52 See: Encyclopaedia Britannica, ‘Enron—What Happened?’, [accessed 18 March 2019].

53 The Auditing Practices Board, The Future Development of Auditing: A PAPER TO PROMOTE PUBLIC DEBATE, (November 1992).

55 Competition Commission, CMA finalises audit changes, (September 2014).

56 As above.

57 Europa, Audit reform in the EU, (accessed 10 March 2019).

59 Independent Review of the Financial Reporting Council, Independent Review of the Financial Reporting Council, (December 2018).

63 BEIS, Government takes next step in improving standards of UK audit market with new independent review into audit standards, (18 December 2018). The Terms of Reference for Sir Donald’s Review and details of his Advisory Board and Auditors’ Advisory Group can be accessed here.

64 Q647 (Rt Hon Greg Clark MP, Secretary of State, Department for Business, Energy and Industrial Strategy).

65 BEIS Select Committee, BEIS Committee examine the future of audit, (12 November 2018).

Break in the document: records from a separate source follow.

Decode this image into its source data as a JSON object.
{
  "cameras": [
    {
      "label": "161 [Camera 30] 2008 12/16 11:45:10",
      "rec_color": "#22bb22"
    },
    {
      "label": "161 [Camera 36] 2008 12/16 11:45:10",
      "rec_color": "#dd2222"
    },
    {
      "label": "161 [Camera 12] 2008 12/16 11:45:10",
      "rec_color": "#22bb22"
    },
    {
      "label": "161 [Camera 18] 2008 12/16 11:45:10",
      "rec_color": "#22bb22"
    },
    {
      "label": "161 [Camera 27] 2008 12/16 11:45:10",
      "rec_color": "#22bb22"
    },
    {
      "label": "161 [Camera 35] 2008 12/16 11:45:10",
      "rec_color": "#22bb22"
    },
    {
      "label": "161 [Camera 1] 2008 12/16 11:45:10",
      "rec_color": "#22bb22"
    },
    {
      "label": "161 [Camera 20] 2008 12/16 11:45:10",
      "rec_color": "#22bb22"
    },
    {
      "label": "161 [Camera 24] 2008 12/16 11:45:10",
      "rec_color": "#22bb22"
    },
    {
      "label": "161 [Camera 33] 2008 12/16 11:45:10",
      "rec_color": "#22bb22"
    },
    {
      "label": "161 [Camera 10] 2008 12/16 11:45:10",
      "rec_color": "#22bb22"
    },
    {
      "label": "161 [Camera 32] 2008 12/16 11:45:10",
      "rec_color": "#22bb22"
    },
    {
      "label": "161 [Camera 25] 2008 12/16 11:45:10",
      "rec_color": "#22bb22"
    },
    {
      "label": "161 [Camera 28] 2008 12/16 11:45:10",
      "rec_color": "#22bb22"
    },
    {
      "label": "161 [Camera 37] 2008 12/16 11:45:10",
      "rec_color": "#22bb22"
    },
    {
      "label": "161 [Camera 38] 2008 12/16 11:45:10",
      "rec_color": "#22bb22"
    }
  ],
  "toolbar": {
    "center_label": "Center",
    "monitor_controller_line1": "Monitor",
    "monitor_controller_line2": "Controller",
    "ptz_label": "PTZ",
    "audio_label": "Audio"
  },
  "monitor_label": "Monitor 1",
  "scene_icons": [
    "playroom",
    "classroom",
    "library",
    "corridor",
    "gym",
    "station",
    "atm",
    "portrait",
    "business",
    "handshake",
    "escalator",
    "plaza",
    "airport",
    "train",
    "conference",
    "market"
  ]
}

66 BEIS Select Committee, Future of Audit: Written Evidence, (accessed 13 March 2019).

Published: 2 April 2019